Jackson's three-point percentage has hovered around 40.0% (three-point specialist territory) since March, but even with that as a part of his total season three-point percentage, he still stacks up as a subpar three-point shooter in the end. Part of that is a result of Jackson taking almost half of his total three-point attempts in both December and January, both months that saw him hit his threes at an average rate. For the Spurs, they will have to consider both lines: the blue line indicating Jackson's hot shooting in recent months, and also the orange line indicating Jackson's overall average shooting over a greater sample size.
The regular season might not offer the best peek at the Spurs' defensive strategy heading into this series since three of the four Thunder-Spurs match-ups came before February and Jackson's three-point percentage has spiked since then. But, if we look at the regular season series anyway, it was clear that the Spurs weren't afraid of helping off Jackson then.
On this possession, the Thunder set up a high-post isolation for Kevin Durant against Kawhi Leonard. That's not exactly a bad matchup for the Spurs, but with Jackson in the corner, they decide to shift some extra defensive attention on to KD by taking it off Jackson in the corner.
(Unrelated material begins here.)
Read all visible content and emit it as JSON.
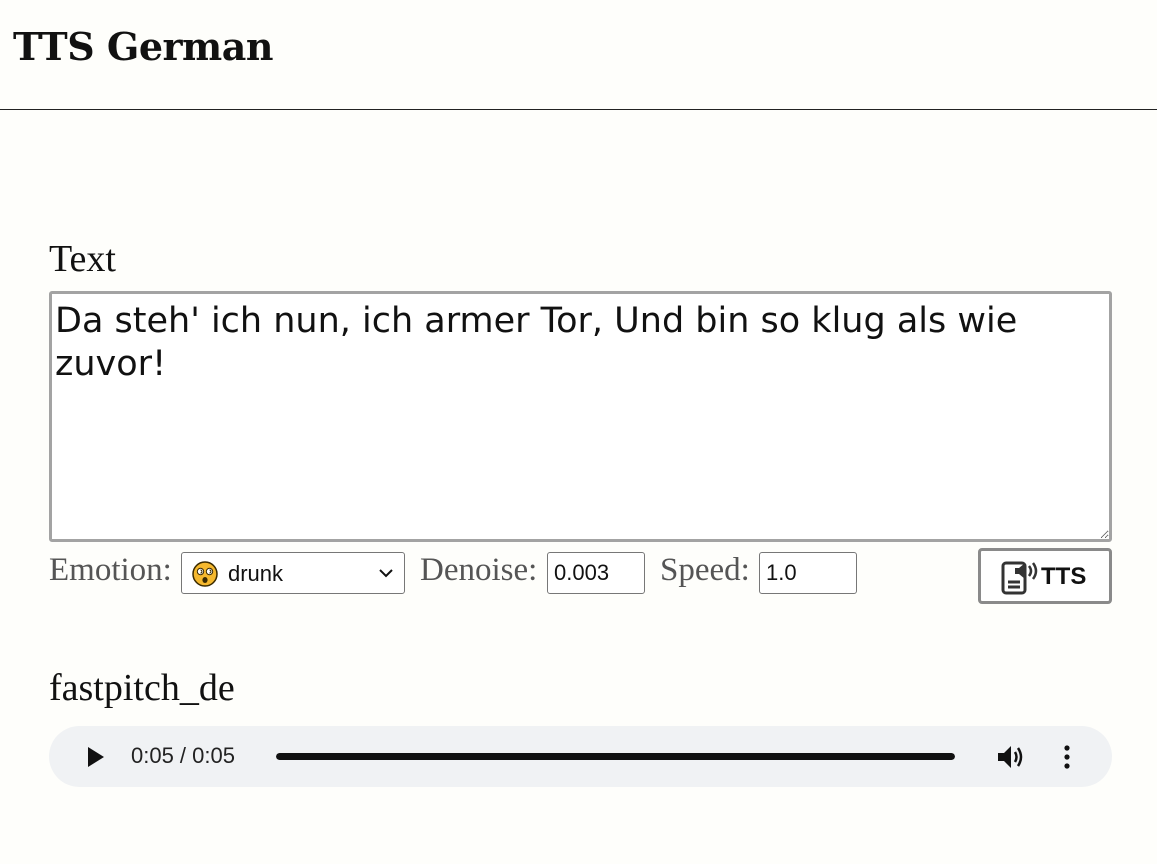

Spurs big man Jeff Ayres comes across the paint to cut off the lane, while Tony Parker leaves Jackson to tag up on Ayres' check.
This was the theme for the regular season, and with offensive talents like Durant and Westbrook, defenses need all the help they can get. Granted, all of this was before Jackson began an extended stretch of above average three-point shooting. With the Thunder having lost one catch-and-shoot threat in Ibaka, much of the defensive attention he would've commanded will fall upon Jackson. The Spurs will definitely regard him as more of a threat from outside now then he was back in December or January, though exactly how much of that will be reflected in their defense is the question.
Whether or not Jackson has the shot going will have major sway upon his overall effectiveness. He's a confident guy, and if he gets going, he's going to start shooting and knocking down the in-your-face shots. If not, we've seen that he's perfectly willing to keep gunning. Again: versus Durant and Westbrook, the Spurs will throw as many defenders against them as they can. Even against Jackson alone, they would much rather play to protect against the drive than the jumper.
With Ibaka out, Jackson will be the X factor in this series. There's no question he's the third most important player for the Thunder now, given his production of late and against the Spurs specifically this season. Three months is long enough that there should be some confidence in Jackson's jumper heading into the series, and that will free him up to do greater damage in the paint. The Spurs-killing can definitely keep living on.
However, the Spurs are going to greet Jackson with much greater defensive intensity than he saw in the regular season, and that may be enough to throw him off. It might be one of the most important narratives on the court to keep track of for the Thunder. Kevin Durant and Russell Westbrook can't do it themselves against the Spurs, and how Jackson operates in their shadow will be a major difference-maker in this upcoming series.